The answer must be an exact copy of the records, with every picture removed.

Items listed in a dataset

Segment Open

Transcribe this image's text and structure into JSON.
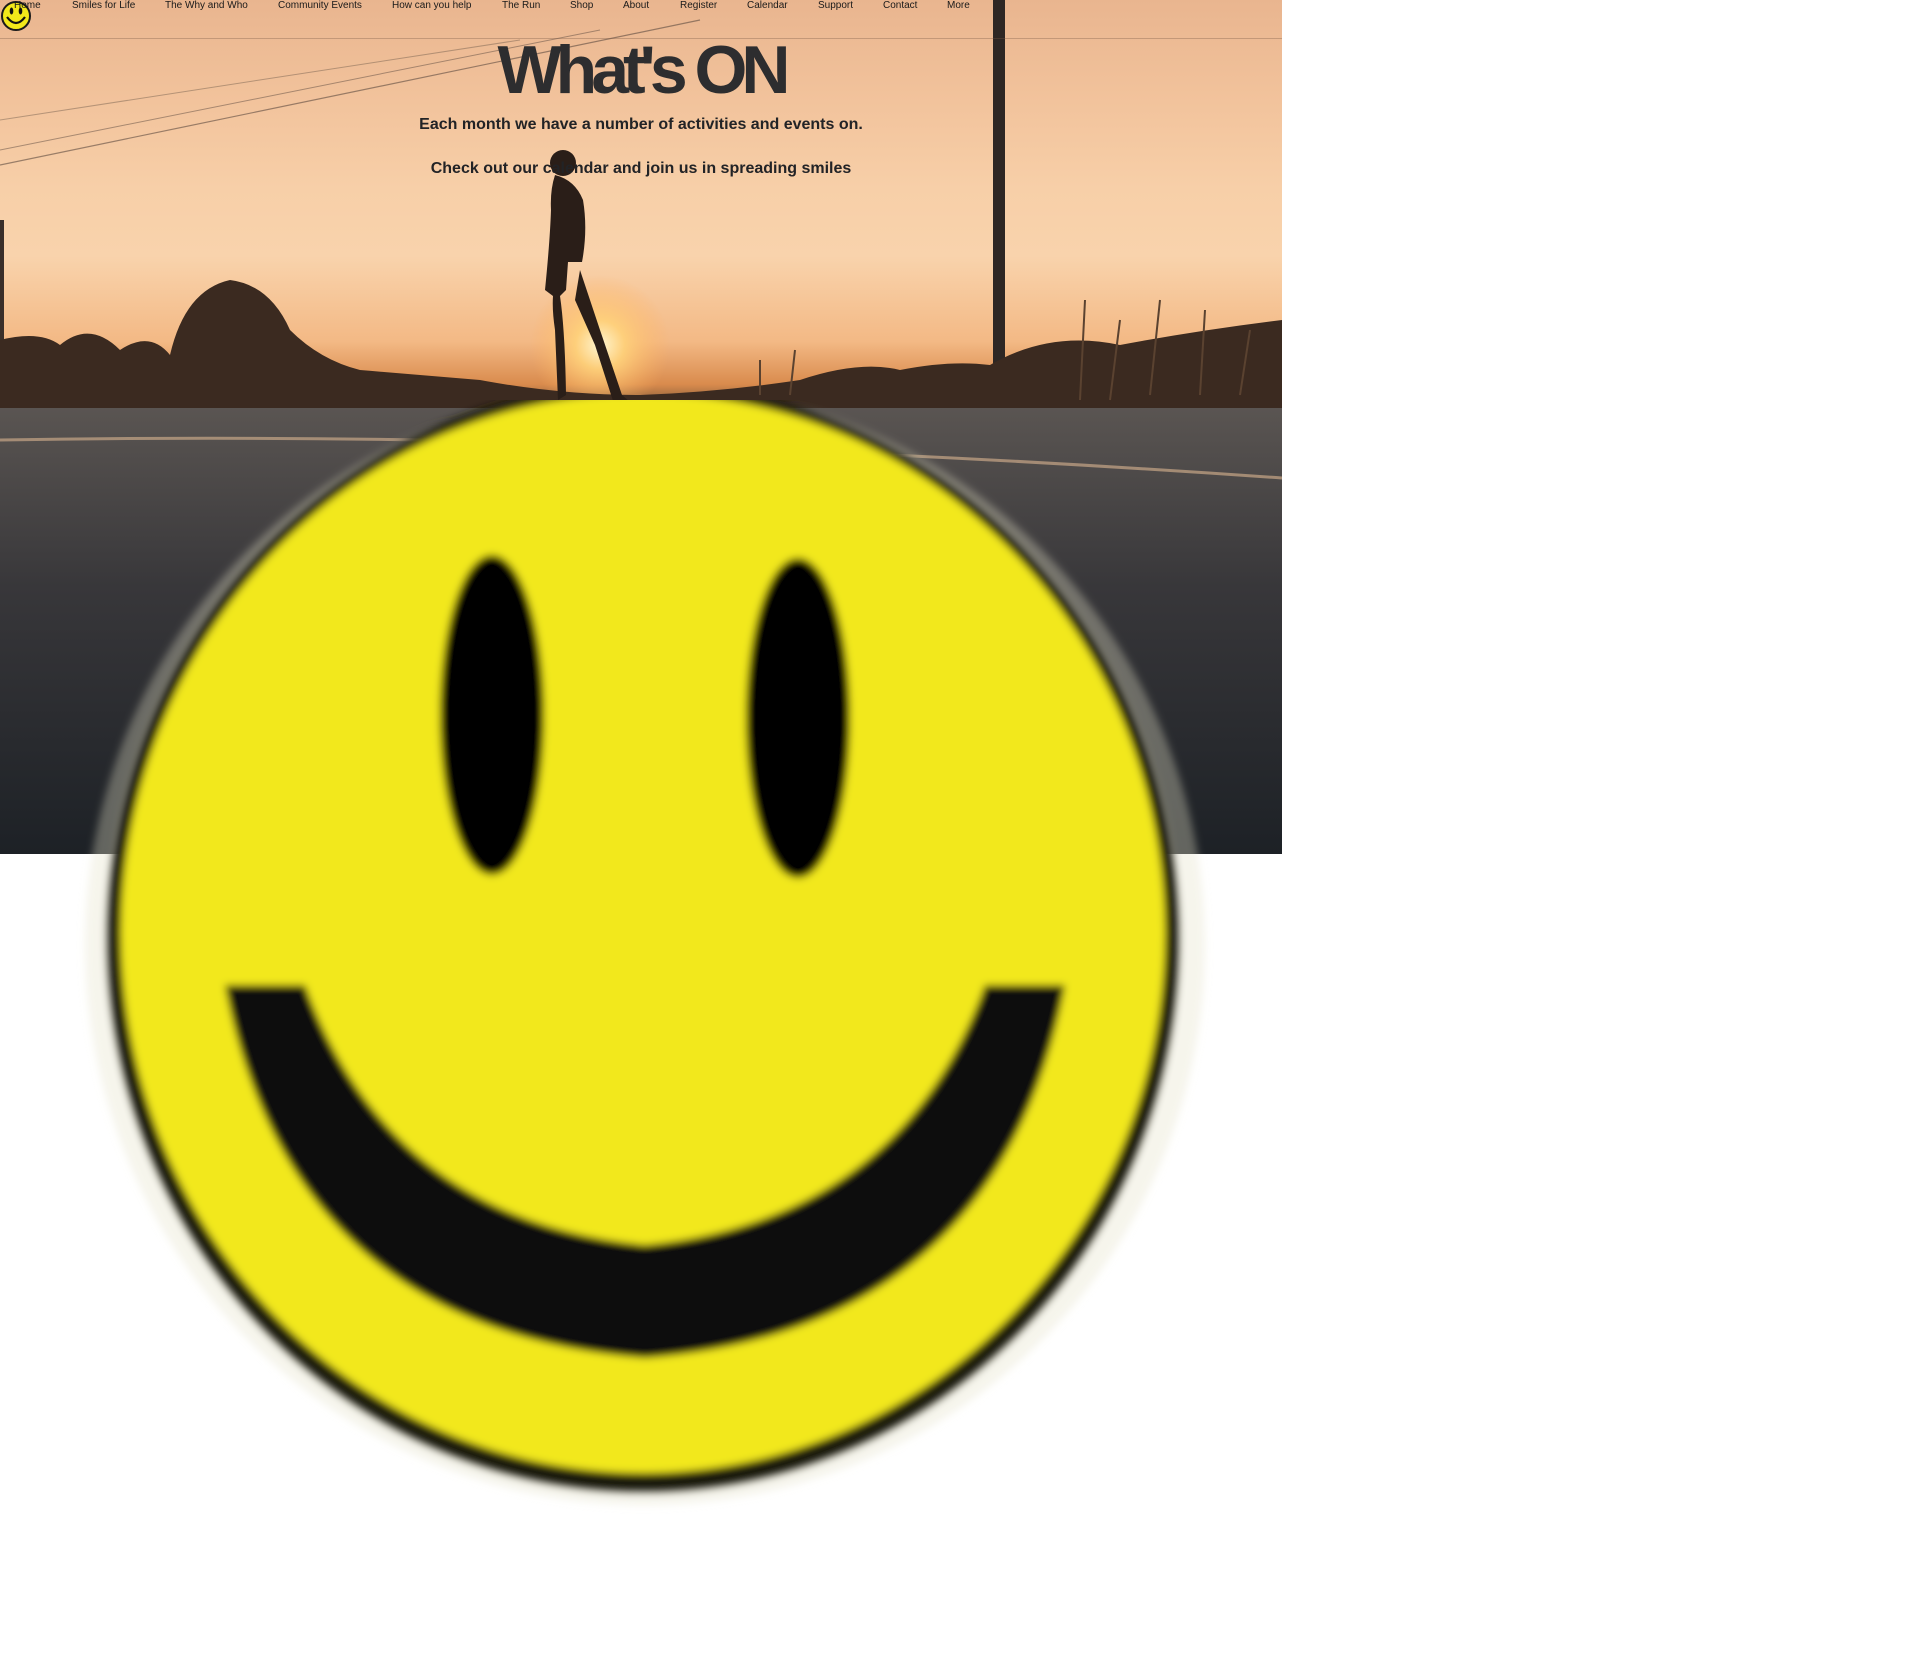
{
  "nav": {
    "items": [
      {
        "label": "Home"
      },
      {
        "label": "Smiles for Life"
      },
      {
        "label": "The Why and Who"
      },
      {
        "label": "Community Events"
      },
      {
        "label": "How can you help"
      },
      {
        "label": "The Run"
      },
      {
        "label": "Shop"
      },
      {
        "label": "About"
      },
      {
        "label": "Register"
      },
      {
        "label": "Calendar"
      },
      {
        "label": "Support"
      },
      {
        "label": "Contact"
      },
      {
        "label": "More"
      }
    ]
  },
  "hero": {
    "title": "What's ON",
    "line1": "Each month we have a number of activities and events on.",
    "line2": "Check out our calendar and join us in spreading smiles"
  },
  "colors": {
    "smiley_yellow": "#f2e81a",
    "text_dark": "#222326"
  },
  "icons": {
    "logo": "smiley-face-icon",
    "hero_image": "person-walking-road-sunset-photo"
  }
}
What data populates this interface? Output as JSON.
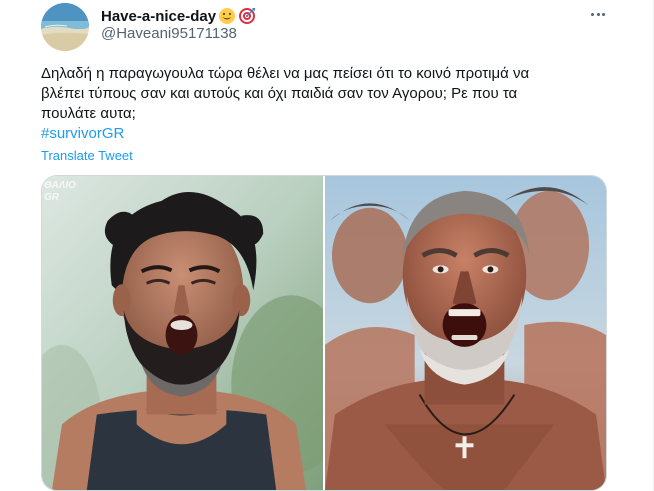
{
  "tweet": {
    "display_name": "Have-a-nice-day",
    "name_emojis": [
      "smiling-face-icon",
      "bullseye-icon"
    ],
    "handle": "@Haveani95171138",
    "text": "Δηλαδή η παραγωγουλα τώρα θέλει να μας πείσει ότι το κοινό προτιμά να\nβλέπει τύπους σαν και αυτούς και όχι παιδιά σαν τον Αγορου; Ρε που τα\nπουλάτε αυτα;",
    "hashtag": "#survivorGR",
    "translate_label": "Translate Tweet",
    "more_icon": "more-horizontal-icon"
  },
  "media": {
    "left_watermark": "ΘΑΛΙΟ\nGR",
    "left_alt": "photo-bearded-man-shouting",
    "right_alt": "photo-grey-bearded-man-roaring"
  },
  "colors": {
    "link": "#1d9bf0",
    "text": "#0f1419",
    "secondary": "#536471",
    "border": "#cfd9de"
  }
}
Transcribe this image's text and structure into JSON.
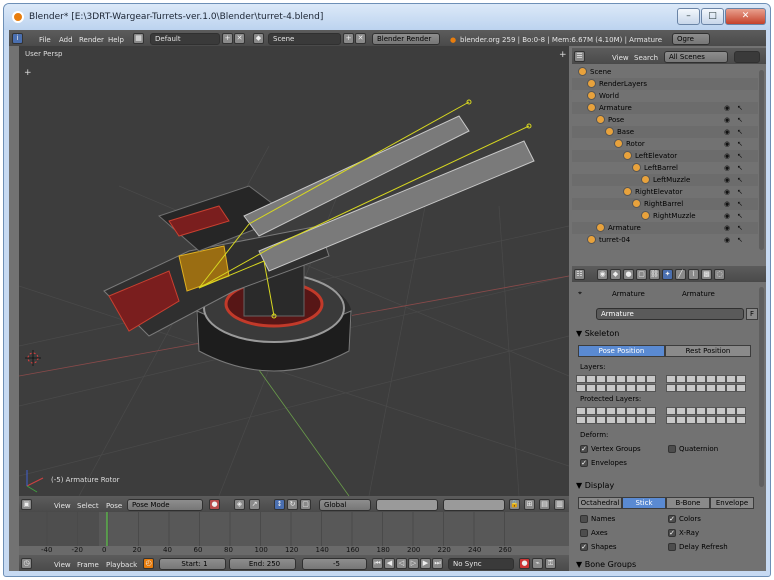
{
  "window": {
    "title": "Blender* [E:\\3DRT-Wargear-Turrets-ver.1.0\\Blender\\turret-4.blend]",
    "min": "–",
    "max": "□",
    "close": "✕"
  },
  "info_header": {
    "menus": [
      "File",
      "Add",
      "Render",
      "Help"
    ],
    "layout": "Default",
    "scene": "Scene",
    "engine": "Blender Render",
    "stats": "blender.org 259 | Bo:0-8 | Mem:6.67M (4.10M) | Armature",
    "ogre": "Ogre"
  },
  "viewport": {
    "view_label": "User Persp",
    "object_label": "(-5) Armature Rotor"
  },
  "view3d_header": {
    "menus": [
      "View",
      "Select",
      "Pose"
    ],
    "mode": "Pose Mode",
    "orientation": "Global"
  },
  "timeline": {
    "ticks": [
      "-40",
      "-20",
      "0",
      "20",
      "40",
      "60",
      "80",
      "100",
      "120",
      "140",
      "160",
      "180",
      "200",
      "220",
      "240",
      "260"
    ],
    "menus": [
      "View",
      "Frame",
      "Playback"
    ],
    "start": "Start: 1",
    "end": "End: 250",
    "current": "-5",
    "sync": "No Sync"
  },
  "outliner": {
    "menus": [
      "View",
      "Search"
    ],
    "filter": "All Scenes",
    "rows": [
      {
        "label": "Scene",
        "indent": 0
      },
      {
        "label": "RenderLayers",
        "indent": 1
      },
      {
        "label": "World",
        "indent": 1
      },
      {
        "label": "Armature",
        "indent": 1
      },
      {
        "label": "Pose",
        "indent": 2
      },
      {
        "label": "Base",
        "indent": 3
      },
      {
        "label": "Rotor",
        "indent": 4
      },
      {
        "label": "LeftElevator",
        "indent": 5
      },
      {
        "label": "LeftBarrel",
        "indent": 6
      },
      {
        "label": "LeftMuzzle",
        "indent": 7
      },
      {
        "label": "RightElevator",
        "indent": 5
      },
      {
        "label": "RightBarrel",
        "indent": 6
      },
      {
        "label": "RightMuzzle",
        "indent": 7
      },
      {
        "label": "Armature",
        "indent": 2
      },
      {
        "label": "turret-04",
        "indent": 1
      }
    ]
  },
  "properties": {
    "breadcrumb": [
      "Armature",
      "Armature"
    ],
    "name": "Armature",
    "fake": "F",
    "skeleton": {
      "title": "Skeleton",
      "pose_position": "Pose Position",
      "rest_position": "Rest Position",
      "layers": "Layers:",
      "protected_layers": "Protected Layers:",
      "deform": "Deform:",
      "vertex_groups": "Vertex Groups",
      "quaternion": "Quaternion",
      "envelopes": "Envelopes"
    },
    "display": {
      "title": "Display",
      "types": [
        "Octahedral",
        "Stick",
        "B-Bone",
        "Envelope"
      ],
      "active_type": "Stick",
      "names": "Names",
      "colors": "Colors",
      "axes": "Axes",
      "xray": "X-Ray",
      "shapes": "Shapes",
      "delay_refresh": "Delay Refresh"
    },
    "bone_groups": "Bone Groups"
  }
}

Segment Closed

TASK RESPONSE:
Transcribe this image's text and structure into JSON.
{
  "nav": {
    "items": [
      {
        "label": "Home"
      },
      {
        "label": "Smiles for Life"
      },
      {
        "label": "The Why and Who"
      },
      {
        "label": "Community Events"
      },
      {
        "label": "How can you help"
      },
      {
        "label": "The Run"
      },
      {
        "label": "Shop"
      },
      {
        "label": "About"
      },
      {
        "label": "Register"
      },
      {
        "label": "Calendar"
      },
      {
        "label": "Support"
      },
      {
        "label": "Contact"
      },
      {
        "label": "More"
      }
    ]
  },
  "hero": {
    "title": "What's ON",
    "line1": "Each month we have a number of activities and events on.",
    "line2": "Check out our calendar and join us in spreading smiles"
  },
  "colors": {
    "smiley_yellow": "#f2e81a",
    "text_dark": "#222326"
  },
  "icons": {
    "logo": "smiley-face-icon",
    "hero_image": "person-walking-road-sunset-photo"
  }
}
What data populates this interface? Output as JSON.
{
  "tweet": {
    "display_name": "Have-a-nice-day",
    "name_emojis": [
      "smiling-face-icon",
      "bullseye-icon"
    ],
    "handle": "@Haveani95171138",
    "text": "Δηλαδή η παραγωγουλα τώρα θέλει να μας πείσει ότι το κοινό προτιμά να\nβλέπει τύπους σαν και αυτούς και όχι παιδιά σαν τον Αγορου; Ρε που τα\nπουλάτε αυτα;",
    "hashtag": "#survivorGR",
    "translate_label": "Translate Tweet",
    "more_icon": "more-horizontal-icon"
  },
  "media": {
    "left_watermark": "ΘΑΛΙΟ\nGR",
    "left_alt": "photo-bearded-man-shouting",
    "right_alt": "photo-grey-bearded-man-roaring"
  },
  "colors": {
    "link": "#1d9bf0",
    "text": "#0f1419",
    "secondary": "#536471",
    "border": "#cfd9de"
  }
}
Transcribe this image's text and structure into JSON.
{
  "window": {
    "title": "Blender* [E:\\3DRT-Wargear-Turrets-ver.1.0\\Blender\\turret-4.blend]",
    "min": "–",
    "max": "□",
    "close": "✕"
  },
  "info_header": {
    "menus": [
      "File",
      "Add",
      "Render",
      "Help"
    ],
    "layout": "Default",
    "scene": "Scene",
    "engine": "Blender Render",
    "stats": "blender.org 259 | Bo:0-8 | Mem:6.67M (4.10M) | Armature",
    "ogre": "Ogre"
  },
  "viewport": {
    "view_label": "User Persp",
    "object_label": "(-5) Armature Rotor"
  },
  "view3d_header": {
    "menus": [
      "View",
      "Select",
      "Pose"
    ],
    "mode": "Pose Mode",
    "orientation": "Global"
  },
  "timeline": {
    "ticks": [
      "-40",
      "-20",
      "0",
      "20",
      "40",
      "60",
      "80",
      "100",
      "120",
      "140",
      "160",
      "180",
      "200",
      "220",
      "240",
      "260"
    ],
    "menus": [
      "View",
      "Frame",
      "Playback"
    ],
    "start": "Start: 1",
    "end": "End: 250",
    "current": "-5",
    "sync": "No Sync"
  },
  "outliner": {
    "menus": [
      "View",
      "Search"
    ],
    "filter": "All Scenes",
    "rows": [
      {
        "label": "Scene",
        "indent": 0
      },
      {
        "label": "RenderLayers",
        "indent": 1
      },
      {
        "label": "World",
        "indent": 1
      },
      {
        "label": "Armature",
        "indent": 1
      },
      {
        "label": "Pose",
        "indent": 2
      },
      {
        "label": "Base",
        "indent": 3
      },
      {
        "label": "Rotor",
        "indent": 4
      },
      {
        "label": "LeftElevator",
        "indent": 5
      },
      {
        "label": "LeftBarrel",
        "indent": 6
      },
      {
        "label": "LeftMuzzle",
        "indent": 7
      },
      {
        "label": "RightElevator",
        "indent": 5
      },
      {
        "label": "RightBarrel",
        "indent": 6
      },
      {
        "label": "RightMuzzle",
        "indent": 7
      },
      {
        "label": "Armature",
        "indent": 2
      },
      {
        "label": "turret-04",
        "indent": 1
      }
    ]
  },
  "properties": {
    "breadcrumb": [
      "Armature",
      "Armature"
    ],
    "name": "Armature",
    "fake": "F",
    "skeleton": {
      "title": "Skeleton",
      "pose_position": "Pose Position",
      "rest_position": "Rest Position",
      "layers": "Layers:",
      "protected_layers": "Protected Layers:",
      "deform": "Deform:",
      "vertex_groups": "Vertex Groups",
      "quaternion": "Quaternion",
      "envelopes": "Envelopes"
    },
    "display": {
      "title": "Display",
      "types": [
        "Octahedral",
        "Stick",
        "B-Bone",
        "Envelope"
      ],
      "active_type": "Stick",
      "names": "Names",
      "colors": "Colors",
      "axes": "Axes",
      "xray": "X-Ray",
      "shapes": "Shapes",
      "delay_refresh": "Delay Refresh"
    },
    "bone_groups": "Bone Groups"
  }
}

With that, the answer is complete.